Thursday, October 10, 2013
A US government official and two think-tank analysts raised
questions on Tuesday about Kenya's role in Somalia in comments to the US
"Increasing security efforts by the Kenya
Defence Forces may have [aid] access implications in Kismayo and
re-ignite tensions in the community," said Nancy Lindborg, assistant
administrator of the US Agency for International Development.
express "great scepticism" in regard to Kenya's claim that it wants to
remove its troops from Kismayo, added EJ Hogendoorn, an analyst with the
International Crisis Group.
He pointed to a UN
allegation that Kenyan military officers earn "large amounts of money
from trade, including illegal charcoal, passing through Kismayo."
Somalis "believe Kenya wants to control southern Somalia because it has
large oil and natural gas deposits," Mr Hogendoorn told the Senate
Foreign Relations Committee.
Abdi Aynte, director of
the Mogadishu-based Heritage Institute for Policy Studies, said the US
has "a moral obligation to exert pressure" on Kenya and Ethiopia to
cease interfering in Somalia's internal politics.
unchecked interference risks further destabilising of the country and a
reversal of recent fragile gains," Mr Aynte warned. "Interference
galvanises militant groups and further divides Somali communities."
Thomas-Greenfield, the State Department's top Africa official, and
Amanda Dory, an African affairs officer at the Pentagon, also addressed
the senators, offering a positive appraisal of US policy regarding
The US-financed African Union Mission in Somalia (Amisom) has managed to "eviscerate al-Shabaab," Ms Thomas-Greenfield said.
this Somalia-based al-Qa’ida affiliate remains a dangerous presence" in
East Africa, she added, citing the Westgate attack.
"Al-Shabaab must be stopped," the assistant secretary of state for African affairs declared.
sharp questioning from Senator John McCain, Ms Dory declined to discuss
the recent US raid on a Shabaab stronghold in Barawe, a town south of
Mogadishu. She told the Republican former presidential candidate it
would be inappropriate to discuss military operations in an open forum.
fact is, it was a failure," Senator McCain said in response, noting
that US Navy SEALs had not captured the Kenyan Somali leader of Shabaab
whom they had targeted in Barawe.
Andre Le Sage, a
research fellow at the US National Defence University, added in his

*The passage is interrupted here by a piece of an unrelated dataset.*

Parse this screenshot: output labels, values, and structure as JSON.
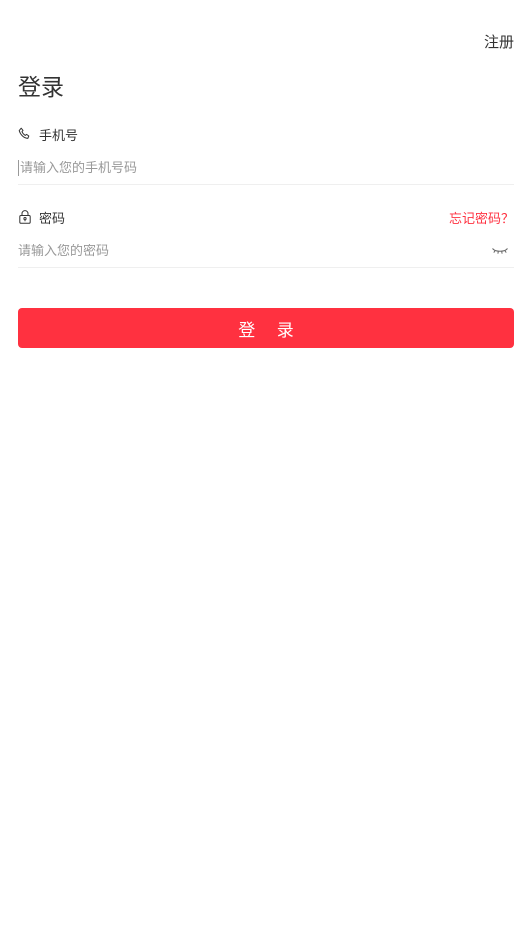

remarks to the panel that the United States should continue support for
Kenya and other East African allies vulnerable to attacks by "Shabaab
and its regional affiliates, including al-Hijra."